By Greg Schmidt, hospice chaplain
I can hear a few birds talking to one another outside my office window. A Grackle is squawking that no one has dropped a sandwich in the parking lot in a long time. Sparrows are chirping about how greedy the Grackles are anytime there is any food to be found. An Oriole is singing about who in the neighborhood has recently refilled their bright orange Oriole feeder with Welch’s Grape Jelly!
How do I know what they’re saying? It’s easy. For more hours than I’ll confess to, I sit and watch and listen to lots of birds while relaxing on my deck. (Secretly I’m trying to become the next St. Francis of Assisi because I want birds to come and sit on my shoulder or perch on my hand!) Trust me. Every bird out there is either in a never-ending search for food or whining because there isn’t any. The distinctive sounds each species makes before vs. after they’ve eaten make that clear!
Interestingly, the Bible says God provides for the needs of the sparrow, but that doesn’t mean those little chirpers can just set back and have it delivered. Sure, it’s there. Available. But they must go in search of it! How do I know? Because there are many homeowners joyfully providing a good deal of outdoor TLC for our little feathered friends.
And there’s lots of indoor TLC among old and new friends too! Why is that important? Because you and I – aka “humanity” – are in a never-ending search for love, or identifying why there is a lack of it. I’m happy to report that the longer I spend time with my Heart & Soul Hospice family, the more I understand and appreciate what hospice employees offer to the world at their doorstep! Love. Compassion. The opportunity to discover peace of mind (for the patient and the employee), a helping hand, a forgiving and encouraging spirit. Grace. Mercy. Patience for patients and their families. Generosity. Pay it forward attitudes and actions. A gentle touch. A shoulder to cry on. Fellow burden-bearers and prayer warriors.
One day, while teaching those following Him how to care for those around them, Jesus said, “We are intimately linked in this harvest work. Anyone who accepts what you do, accepts me, the One who sent you.
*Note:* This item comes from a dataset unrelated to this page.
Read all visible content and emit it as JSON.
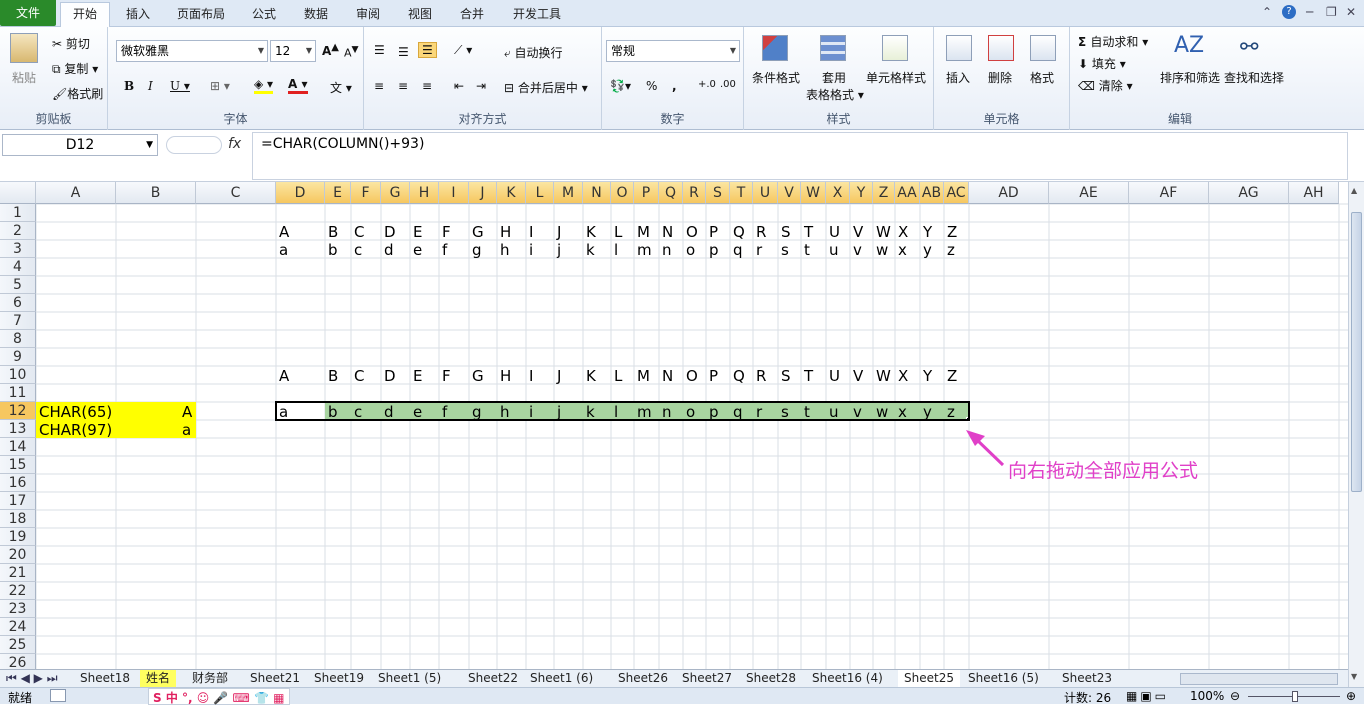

Anyone who accepts what I do accepts my Father, who sent me. Accepting a messenger of God is as good as being God’s messenger. Accepting someone’s help is as good as giving someone help. This is a large work I’ve called you into, but don’t be overwhelmed by it. It’s best to start small. Give a cool cup of water to someone who is thirsty, for instance. The smallest act of giving or receiving makes you a true apprentice. You won’t lose out on a thing.” (Matthew 10:40-42; The Message).
I believe it’s important not to limit the meaning of Jesus’ words to the realm of evangelism (becoming or developing disciples). Why? Because the foundation of this particular teaching has significant ramifications for how it is you and I approach the world at our doorstep (which is my way of saying “everyone … everywhere!”). Like our bird friends, God makes provisions for care that we can all access if we’re willing to search or look for them. Hospice is one such provision. There are lots of hospice employees who are eagerly waiting for the opportunity to share all that hospice care offers. So, pick up the phone. Write an email. Send a text. Don’t get to the point where you feel like you’re in a never-ending search for someone who will offer you that proverbial “cool cup of water.” If you’re looking for the kind of “water” people needing hospice are searching for, Heart & Soul Hospice is here to share all that we have with you. Please, accept our help. Search for us and we’ll find you. We’re available to serve you at your doorstep.
P.S. If you don’t provide your Orioles with “Welch’s Grape Jelly,” according to Jonas, the husband of a past patient, they will come tap on your kitchen window and tell you to go back to the store and get Welch’s, not Smuckers or some other imitator. They’re VERY finicky Grape Jelly snobs. Just thought you’d want to know.